My old Grammar school headmaster thought that a month at Outward Bound would prepare me for the imminent P.E course at Loughborough, so almost without debate I was sent to Aberdovey, backed by the 38 fee from Devon Education Committee, with borrowed boots and a new anorak, bought with my paper round money - 1.50 a week by the way.

My Mother stuck a few Mars bars into my (borrowed) rucksack, and I was off for the month to join 120 young men, the majority of whom were younger than I, and bore regional accents that it took most of the 28 days to fathom - as mine did I expect as Devon "dumpling".

Every day presented challenges to your physical fitness, courage, teamwork and the capacity to tackle new skills, and the constant risk factor reflected the tenor set by the instructors, many of whom were ex-Servicemen. "Health and Safety" was an unknown expression in those days.

We experienced the full range of emotions and fears, from low-key dramas to near disasters, especially in the estuary or out of sea, but that was the name of the game, to "serve and strive" as per the logo, and find our inner selves.

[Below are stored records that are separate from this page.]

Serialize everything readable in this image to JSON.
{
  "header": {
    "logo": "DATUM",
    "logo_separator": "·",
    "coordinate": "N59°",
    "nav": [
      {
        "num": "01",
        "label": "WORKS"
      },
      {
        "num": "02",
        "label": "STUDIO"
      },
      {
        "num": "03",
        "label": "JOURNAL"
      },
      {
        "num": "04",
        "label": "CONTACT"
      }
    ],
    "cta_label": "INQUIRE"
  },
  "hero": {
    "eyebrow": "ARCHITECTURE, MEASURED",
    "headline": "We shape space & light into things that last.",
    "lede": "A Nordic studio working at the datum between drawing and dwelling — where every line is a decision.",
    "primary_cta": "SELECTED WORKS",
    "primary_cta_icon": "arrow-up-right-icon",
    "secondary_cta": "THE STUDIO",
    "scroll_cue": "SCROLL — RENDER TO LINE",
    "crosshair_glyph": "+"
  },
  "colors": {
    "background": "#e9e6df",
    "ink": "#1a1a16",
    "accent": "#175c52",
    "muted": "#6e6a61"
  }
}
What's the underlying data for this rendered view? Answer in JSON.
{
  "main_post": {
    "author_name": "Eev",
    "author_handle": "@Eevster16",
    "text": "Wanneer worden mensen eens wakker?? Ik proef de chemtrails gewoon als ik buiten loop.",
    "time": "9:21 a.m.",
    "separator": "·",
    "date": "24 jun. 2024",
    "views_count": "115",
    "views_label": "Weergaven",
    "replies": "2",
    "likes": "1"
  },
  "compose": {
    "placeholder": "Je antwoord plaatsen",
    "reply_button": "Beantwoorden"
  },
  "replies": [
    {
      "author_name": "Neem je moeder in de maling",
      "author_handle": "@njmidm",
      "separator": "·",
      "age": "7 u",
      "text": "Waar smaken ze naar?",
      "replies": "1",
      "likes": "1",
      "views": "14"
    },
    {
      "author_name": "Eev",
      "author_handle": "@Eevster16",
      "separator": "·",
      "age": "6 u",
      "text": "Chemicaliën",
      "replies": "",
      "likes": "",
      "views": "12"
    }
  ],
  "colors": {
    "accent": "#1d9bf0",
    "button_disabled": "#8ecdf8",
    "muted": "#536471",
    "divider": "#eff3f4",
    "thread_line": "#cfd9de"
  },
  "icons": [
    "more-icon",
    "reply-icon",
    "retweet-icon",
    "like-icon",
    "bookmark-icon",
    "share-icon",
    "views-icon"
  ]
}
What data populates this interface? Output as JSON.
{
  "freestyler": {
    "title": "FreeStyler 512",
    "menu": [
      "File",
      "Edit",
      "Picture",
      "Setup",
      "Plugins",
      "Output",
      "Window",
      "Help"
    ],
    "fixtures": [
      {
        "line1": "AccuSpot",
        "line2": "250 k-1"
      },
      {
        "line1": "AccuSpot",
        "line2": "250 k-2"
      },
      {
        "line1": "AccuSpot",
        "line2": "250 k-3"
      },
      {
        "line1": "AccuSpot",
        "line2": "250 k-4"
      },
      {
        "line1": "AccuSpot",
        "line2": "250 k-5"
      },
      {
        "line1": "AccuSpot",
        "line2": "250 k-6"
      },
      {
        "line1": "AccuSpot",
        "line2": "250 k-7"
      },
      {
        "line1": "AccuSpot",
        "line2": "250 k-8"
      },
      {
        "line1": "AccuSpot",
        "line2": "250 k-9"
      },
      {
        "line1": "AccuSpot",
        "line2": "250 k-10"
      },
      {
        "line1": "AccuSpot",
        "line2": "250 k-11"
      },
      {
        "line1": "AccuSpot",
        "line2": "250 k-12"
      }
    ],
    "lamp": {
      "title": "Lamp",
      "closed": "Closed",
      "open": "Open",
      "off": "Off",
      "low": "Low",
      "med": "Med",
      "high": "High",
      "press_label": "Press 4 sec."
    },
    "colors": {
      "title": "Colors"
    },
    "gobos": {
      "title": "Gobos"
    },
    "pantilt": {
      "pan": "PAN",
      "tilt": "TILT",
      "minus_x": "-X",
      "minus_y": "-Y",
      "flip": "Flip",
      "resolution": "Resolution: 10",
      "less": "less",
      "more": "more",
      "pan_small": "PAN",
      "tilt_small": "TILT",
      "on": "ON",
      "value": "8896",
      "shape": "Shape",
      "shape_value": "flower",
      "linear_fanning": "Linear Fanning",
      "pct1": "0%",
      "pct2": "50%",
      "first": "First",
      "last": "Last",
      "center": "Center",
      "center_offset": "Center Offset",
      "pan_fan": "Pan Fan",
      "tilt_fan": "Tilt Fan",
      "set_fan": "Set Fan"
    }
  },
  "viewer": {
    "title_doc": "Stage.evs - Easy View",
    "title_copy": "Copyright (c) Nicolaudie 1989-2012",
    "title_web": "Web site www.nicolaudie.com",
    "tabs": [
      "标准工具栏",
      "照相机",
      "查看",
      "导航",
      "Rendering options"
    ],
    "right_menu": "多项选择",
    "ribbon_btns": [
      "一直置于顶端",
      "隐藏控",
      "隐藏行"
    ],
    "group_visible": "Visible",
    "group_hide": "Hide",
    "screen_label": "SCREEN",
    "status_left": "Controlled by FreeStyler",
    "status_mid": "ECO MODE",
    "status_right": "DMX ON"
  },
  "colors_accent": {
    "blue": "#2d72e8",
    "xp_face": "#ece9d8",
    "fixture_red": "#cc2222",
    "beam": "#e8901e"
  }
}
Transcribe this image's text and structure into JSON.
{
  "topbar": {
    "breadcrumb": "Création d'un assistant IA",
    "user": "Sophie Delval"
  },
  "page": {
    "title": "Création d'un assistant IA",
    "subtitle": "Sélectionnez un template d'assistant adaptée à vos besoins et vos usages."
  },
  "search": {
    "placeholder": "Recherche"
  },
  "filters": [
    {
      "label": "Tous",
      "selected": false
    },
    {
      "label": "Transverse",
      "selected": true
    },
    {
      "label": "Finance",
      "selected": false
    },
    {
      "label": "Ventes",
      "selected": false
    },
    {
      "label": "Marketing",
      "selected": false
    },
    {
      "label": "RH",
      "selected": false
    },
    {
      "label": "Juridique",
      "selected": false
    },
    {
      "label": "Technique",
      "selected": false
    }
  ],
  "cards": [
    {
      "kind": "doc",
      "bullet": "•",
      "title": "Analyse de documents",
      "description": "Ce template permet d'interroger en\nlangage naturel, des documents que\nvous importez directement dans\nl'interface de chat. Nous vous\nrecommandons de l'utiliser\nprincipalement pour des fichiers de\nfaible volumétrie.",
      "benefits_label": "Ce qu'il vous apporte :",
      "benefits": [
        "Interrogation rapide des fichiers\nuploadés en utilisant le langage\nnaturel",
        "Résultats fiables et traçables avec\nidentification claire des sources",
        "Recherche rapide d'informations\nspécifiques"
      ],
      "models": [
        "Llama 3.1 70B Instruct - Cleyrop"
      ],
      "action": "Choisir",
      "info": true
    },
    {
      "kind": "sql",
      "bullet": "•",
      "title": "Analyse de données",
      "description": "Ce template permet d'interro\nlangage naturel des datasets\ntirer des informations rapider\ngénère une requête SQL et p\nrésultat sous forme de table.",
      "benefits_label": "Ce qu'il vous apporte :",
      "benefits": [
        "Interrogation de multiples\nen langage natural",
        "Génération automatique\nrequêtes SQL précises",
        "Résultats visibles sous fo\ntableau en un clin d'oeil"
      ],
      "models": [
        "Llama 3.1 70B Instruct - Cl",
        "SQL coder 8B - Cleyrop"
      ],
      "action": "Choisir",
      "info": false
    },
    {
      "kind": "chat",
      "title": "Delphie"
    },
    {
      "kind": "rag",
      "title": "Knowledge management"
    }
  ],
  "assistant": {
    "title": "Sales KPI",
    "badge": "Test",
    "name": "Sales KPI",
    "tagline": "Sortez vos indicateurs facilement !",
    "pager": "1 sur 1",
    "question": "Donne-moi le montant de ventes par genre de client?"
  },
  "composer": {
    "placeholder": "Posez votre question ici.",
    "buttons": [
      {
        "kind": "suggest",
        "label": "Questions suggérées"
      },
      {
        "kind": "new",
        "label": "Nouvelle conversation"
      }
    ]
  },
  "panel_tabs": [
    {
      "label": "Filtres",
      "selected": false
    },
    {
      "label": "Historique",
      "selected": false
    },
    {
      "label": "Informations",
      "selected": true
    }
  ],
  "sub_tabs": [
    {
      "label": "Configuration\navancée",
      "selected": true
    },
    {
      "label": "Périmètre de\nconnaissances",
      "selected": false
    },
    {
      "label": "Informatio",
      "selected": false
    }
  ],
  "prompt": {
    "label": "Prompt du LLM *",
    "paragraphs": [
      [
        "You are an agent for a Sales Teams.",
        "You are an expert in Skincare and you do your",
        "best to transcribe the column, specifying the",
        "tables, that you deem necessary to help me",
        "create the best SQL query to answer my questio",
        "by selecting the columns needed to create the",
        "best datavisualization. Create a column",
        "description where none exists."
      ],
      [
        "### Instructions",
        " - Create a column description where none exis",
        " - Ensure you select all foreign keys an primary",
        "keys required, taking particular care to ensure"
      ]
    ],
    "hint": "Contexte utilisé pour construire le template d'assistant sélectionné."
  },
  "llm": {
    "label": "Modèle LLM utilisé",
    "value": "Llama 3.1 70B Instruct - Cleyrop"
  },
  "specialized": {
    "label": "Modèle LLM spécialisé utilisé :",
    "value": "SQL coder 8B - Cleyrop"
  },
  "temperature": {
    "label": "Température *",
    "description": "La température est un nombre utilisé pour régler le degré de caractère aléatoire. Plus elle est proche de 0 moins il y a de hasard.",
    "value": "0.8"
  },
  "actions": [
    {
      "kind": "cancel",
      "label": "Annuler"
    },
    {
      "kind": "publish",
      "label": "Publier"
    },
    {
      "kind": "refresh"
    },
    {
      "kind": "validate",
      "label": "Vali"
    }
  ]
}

For most of the lads, it worked, and I would say that "men" boarded the return train on day 28, where boys has disembarked on day 1 - a fanciful claim perhaps, but I believe it.

If there was downside at all, curiously (and with a hefty slice of hindsight) it was that the weighty emphasis on physical endeavour meant that scant attention was given to appreciating the stunning scenery that we trekked, sailed or rode over. In fact, once when I went back, a few of us summited Cadair at about 7pm on a glorious evening. For about 5 minutes at the top I stood looking around me, bewildered that I had such little recall of my 1961 visual experience.

Back in 1961 we virtually ran down Cadair's flank, and then had races up the other side, to Graig Goch, probably organised by Cy Hornsby, the American instructor who was such a grand role model; we worshipped the ground he walked on.

Our watch, "Jellicoe" was composed of the least tall brethren on the course, so we were the "pony" watch spending more time with the horses than others, mucking out, feeding and grooming, trekking the Dovey forest and enjoying the exhilaration of galloping the sands at Towyn. We never had saddles or stirrups, just a blanket and girth, so you rode with knee control, or no control at all. When it rained or you splashed through the surf on the beach (the horses headed straight for it) you simply slid off, hanging on to the rein vitally, as taught, to avoid being trampled.

In the cutters, our sailing master was I think, a Mr Winchester who surely must have been ex-Royal Navy, given his forceful instruction and technical know-how. He cajoled us into shape and the sense of success gained from "running" and "goose-winging" brought some of the best moments of all.

Suffice to say that ever since 1961 I have idealistically preached that every 16-18 year old should attend an O.B course between school and work or higher education. That's the dream - but who can know how many more fulfilled people there would have been given the application of such vision on a national scale?

(Paddy Murphy kindly posted us his story and we have added extracts from his letter to the website with his permission)